“Simulating these quantum effects on classical computers has led to the development of new types of quantum solutions that run on classical hardware, also called quantum-inspired optimization (QIO) algorithms. These algorithms allow us to exploit some of the advantages of quantum computing approaches today on classical CMOS-based hardware, providing a speedup over traditional approaches. Using quantum solutions on classical hardware also prepares us for the future of quantum optimization on scaled, fault-tolerant quantum hardware.”
Toshiba and Microsoft made the announcement at today’s Ignite Conference. Microsoft is one of two cloud providers to launch a portal – in this case Azure Quantum – providing access to several competing quantum technologies. AWS also did so in August with Braket.
Microsoft efforts to develop its own quantum computing platform have been slower-going and include a bet on technology that is farther out than its rivals – superconducting, ion trap, optical, etc. – but which would greatly reduce the need for error correction, one of QC’s big stumbling blocks. Regardless, Microsoft has pushed ahead with Azure Quantum platform and it allows users to explore a variety of quantum technologies. Toshiba joins existing partners 1Qbit, Honeywell, IonQ, and QCI in providing services to the growing quantum ecosystem.
Toshiba’s system has been around for some time and the company reports it has demonstrated ten-fold improvement over other devices for several problems.

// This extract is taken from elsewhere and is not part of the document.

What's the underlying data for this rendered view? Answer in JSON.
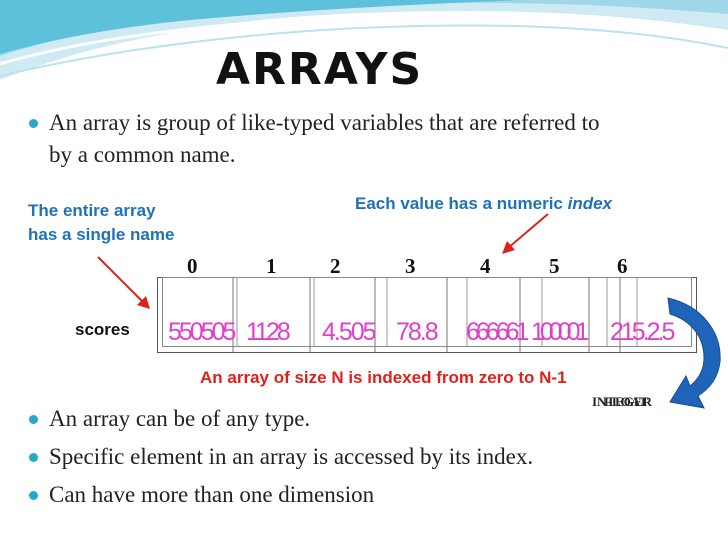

Again from the Microsoft blog: “In principle, every computational problem we see in practice can be translated to a particular type of binary optimization problem: searching for the ground state of an Ising model. While, in general, this mapping can be too costly to be practical, combinatorial optimization problems are often easy to rewrite into this form, and for problems that are native to this form (such as planning, scheduling, or partitioning), techniques such as those employed by Toshiba’s solution provide a powerful tool for solving them.”